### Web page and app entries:
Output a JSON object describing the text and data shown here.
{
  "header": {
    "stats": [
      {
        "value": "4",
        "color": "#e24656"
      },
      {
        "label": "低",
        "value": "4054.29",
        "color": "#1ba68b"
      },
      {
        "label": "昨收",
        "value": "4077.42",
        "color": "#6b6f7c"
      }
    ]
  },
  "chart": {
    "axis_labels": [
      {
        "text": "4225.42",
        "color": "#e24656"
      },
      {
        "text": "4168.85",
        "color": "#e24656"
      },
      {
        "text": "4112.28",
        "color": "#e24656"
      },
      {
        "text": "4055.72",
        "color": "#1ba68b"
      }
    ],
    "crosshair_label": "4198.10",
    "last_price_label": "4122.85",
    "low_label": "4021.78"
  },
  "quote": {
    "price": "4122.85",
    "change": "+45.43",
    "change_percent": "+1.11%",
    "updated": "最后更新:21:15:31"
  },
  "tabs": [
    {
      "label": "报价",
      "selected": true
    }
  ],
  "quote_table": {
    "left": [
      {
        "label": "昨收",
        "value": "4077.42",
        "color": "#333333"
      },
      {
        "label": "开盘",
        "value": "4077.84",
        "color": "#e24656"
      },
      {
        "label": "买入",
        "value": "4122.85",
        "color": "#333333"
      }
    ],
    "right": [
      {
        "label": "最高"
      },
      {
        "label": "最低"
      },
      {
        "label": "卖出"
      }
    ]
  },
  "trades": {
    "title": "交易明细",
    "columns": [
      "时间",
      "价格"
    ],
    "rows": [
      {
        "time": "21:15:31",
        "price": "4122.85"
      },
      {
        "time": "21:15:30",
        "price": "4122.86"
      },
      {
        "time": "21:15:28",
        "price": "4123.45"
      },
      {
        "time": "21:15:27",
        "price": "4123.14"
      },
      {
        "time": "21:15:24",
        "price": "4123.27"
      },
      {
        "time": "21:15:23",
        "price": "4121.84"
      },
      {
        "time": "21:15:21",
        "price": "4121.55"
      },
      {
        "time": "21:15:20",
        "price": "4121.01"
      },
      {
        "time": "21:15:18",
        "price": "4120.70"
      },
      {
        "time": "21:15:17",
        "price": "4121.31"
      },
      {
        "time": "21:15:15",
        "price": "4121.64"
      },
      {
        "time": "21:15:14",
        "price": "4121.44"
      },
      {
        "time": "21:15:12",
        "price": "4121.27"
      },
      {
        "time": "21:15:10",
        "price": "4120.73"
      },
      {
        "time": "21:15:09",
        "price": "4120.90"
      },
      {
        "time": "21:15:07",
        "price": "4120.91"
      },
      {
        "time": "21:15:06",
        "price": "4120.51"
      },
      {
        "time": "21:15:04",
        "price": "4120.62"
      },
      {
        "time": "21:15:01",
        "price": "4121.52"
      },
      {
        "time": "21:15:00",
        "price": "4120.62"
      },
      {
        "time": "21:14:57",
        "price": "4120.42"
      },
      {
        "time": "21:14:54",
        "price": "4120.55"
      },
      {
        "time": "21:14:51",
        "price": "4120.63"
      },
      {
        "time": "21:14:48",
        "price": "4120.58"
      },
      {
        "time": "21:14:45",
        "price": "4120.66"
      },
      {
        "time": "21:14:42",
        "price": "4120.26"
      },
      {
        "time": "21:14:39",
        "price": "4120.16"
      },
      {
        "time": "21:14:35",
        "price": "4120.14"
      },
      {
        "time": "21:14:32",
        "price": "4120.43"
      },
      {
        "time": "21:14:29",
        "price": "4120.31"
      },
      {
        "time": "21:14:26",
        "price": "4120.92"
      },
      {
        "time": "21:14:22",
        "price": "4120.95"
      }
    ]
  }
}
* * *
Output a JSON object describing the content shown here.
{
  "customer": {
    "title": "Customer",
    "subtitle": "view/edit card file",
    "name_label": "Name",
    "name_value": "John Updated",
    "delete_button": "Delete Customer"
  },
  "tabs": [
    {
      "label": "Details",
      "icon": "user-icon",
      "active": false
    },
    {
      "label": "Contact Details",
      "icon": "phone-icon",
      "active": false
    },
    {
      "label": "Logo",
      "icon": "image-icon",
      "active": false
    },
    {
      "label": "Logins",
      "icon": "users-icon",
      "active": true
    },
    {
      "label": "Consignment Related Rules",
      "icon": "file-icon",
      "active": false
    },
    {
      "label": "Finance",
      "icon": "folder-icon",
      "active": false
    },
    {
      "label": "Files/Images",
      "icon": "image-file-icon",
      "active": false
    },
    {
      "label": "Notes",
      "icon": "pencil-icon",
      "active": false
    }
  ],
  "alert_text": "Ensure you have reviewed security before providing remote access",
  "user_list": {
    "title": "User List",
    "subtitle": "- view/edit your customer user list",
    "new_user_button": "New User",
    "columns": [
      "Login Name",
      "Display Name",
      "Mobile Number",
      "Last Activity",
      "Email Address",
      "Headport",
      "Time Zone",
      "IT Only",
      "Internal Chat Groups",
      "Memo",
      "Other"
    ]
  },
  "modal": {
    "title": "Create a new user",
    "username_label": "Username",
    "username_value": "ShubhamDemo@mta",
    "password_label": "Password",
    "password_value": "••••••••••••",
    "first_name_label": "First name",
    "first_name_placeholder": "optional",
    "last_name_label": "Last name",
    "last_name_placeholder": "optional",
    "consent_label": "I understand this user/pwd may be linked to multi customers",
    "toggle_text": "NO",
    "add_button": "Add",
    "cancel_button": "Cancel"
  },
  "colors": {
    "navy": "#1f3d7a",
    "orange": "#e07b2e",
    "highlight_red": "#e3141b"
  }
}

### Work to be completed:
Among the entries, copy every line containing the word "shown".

### Answer box:
Output a JSON object describing the text and data shown here.
Output a JSON object describing the content shown here.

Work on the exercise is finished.